Known as the corporate 'whale fall', the fall sequence starts with foreign corporations setting up regional headquarters in emerging markets like India, hiring local talent to satisfy their operations, then as they run into economic or political distress and close out their offices, they end up leaving behind a large educated and well-trained tech population ready to build their own startups. In India's case, what triggered IBM to leave in the late 1970s was the new regulatory law that required all foreign companies to transfer 60% of their private ownership to local shareholders.
The gravitational pull that corporations enjoy by being innovation-generators provides them with the unique advantage of becoming active local players who drive a sustainable and self-reinforcing growth strategy. Corporations who help crystalize future innovation centers in the cities they are headquartered in can drive immediate ecosystem shifts by acting as talent magnets, unlocking local jobs within particularly high-growth tech and business industries. This is a major opportunity for the Saudi market, since research has shown that a key criteria of these entrepreneurship-leading corporations is their local headquarters, which is a characteristic that can, to some extent, minimize the threat of having a regulation-driven corporate whale fall.
At the heart of any profitable and high growth entrepreneurial ecosystems, then, lies at least one well-established business. Typically, these businesses are not only differentiated by their tech talent, local headquarter, and market profitability alone, but they also tend to undertake R&D and production activities as well as operate in collaboration with each other. In some cases, they invest in solutions that others seek to compete with, and in other cases, they employ the solutions others have helped grow.
For the Saudi landscape, this symbiotic movement can enrich the startup ecosystem with market solutions that are both corporate-backed and easily integrable. New tech innovations that serve the needs of investing corporations and their entrepreneurial talent is almost guaranteed to have strong indications of local marketability whereby the process of testing MVP products can be hugely accelerated.

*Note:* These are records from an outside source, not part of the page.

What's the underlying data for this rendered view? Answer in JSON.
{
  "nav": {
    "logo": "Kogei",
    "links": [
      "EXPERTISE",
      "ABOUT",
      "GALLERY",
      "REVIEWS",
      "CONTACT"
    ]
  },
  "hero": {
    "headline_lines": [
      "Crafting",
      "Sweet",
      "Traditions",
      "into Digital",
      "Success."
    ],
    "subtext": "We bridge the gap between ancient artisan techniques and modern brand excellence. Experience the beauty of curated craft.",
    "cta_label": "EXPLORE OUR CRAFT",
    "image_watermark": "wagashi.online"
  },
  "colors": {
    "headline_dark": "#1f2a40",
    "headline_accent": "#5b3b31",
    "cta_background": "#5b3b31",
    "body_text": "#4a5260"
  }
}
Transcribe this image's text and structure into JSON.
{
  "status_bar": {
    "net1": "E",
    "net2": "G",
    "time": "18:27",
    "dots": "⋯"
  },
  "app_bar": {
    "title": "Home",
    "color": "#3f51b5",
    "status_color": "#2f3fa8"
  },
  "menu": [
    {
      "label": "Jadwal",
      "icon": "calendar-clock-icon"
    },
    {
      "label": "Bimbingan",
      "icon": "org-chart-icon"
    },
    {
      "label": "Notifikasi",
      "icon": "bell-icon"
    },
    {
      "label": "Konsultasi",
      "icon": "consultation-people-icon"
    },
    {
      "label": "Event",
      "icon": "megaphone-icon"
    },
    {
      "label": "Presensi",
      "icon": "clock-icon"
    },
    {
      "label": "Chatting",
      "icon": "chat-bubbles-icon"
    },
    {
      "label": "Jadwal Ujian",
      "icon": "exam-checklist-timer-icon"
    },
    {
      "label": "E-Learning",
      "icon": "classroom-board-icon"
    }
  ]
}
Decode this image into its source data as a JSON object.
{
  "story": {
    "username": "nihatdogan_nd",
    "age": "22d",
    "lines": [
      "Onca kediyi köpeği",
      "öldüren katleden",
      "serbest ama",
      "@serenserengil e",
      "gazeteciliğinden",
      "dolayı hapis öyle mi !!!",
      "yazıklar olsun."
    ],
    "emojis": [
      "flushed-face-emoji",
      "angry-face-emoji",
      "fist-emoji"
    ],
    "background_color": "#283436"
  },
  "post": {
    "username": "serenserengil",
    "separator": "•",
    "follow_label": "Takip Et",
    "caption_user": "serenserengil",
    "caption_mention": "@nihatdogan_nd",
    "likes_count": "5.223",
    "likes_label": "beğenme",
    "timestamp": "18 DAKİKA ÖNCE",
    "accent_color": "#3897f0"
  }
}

Innovation clusters can also give rise to startups operating within the 'sharing economy' model, which according to a recent press release published in Bloomberg, is trajected to generate $335 billion worldwide by 2025. In Silicon Valley, examples of such startups include Airbnb, Uber, and Etsy- who, combined, surpassed $125.5 billion in IPO valuation.
While the sharing economy has triggered criticism on different fronts, it remains the business model that is mostly advantageous for emerging markets with highly literate young populations, which parallels the local landscape. In Saudi Arabia, 20% of the total early-stage entrepreneurial activity is represented by adults as young as 18 years of age, a large majority of whom are incredibly tech-savvy and well educated, reflecting the preparedness of the local market to adopt models of shared economy.
With the persistent increase in early-stage VC funding that indirectly formulates innovation capital, a young entrepreneurial talent ready to start ventures, and a national movement towards encouraging the establishment of regional headquarters, Saudi Arabia is on the course to put in place the foundations for one, or multiple, innovation clusters.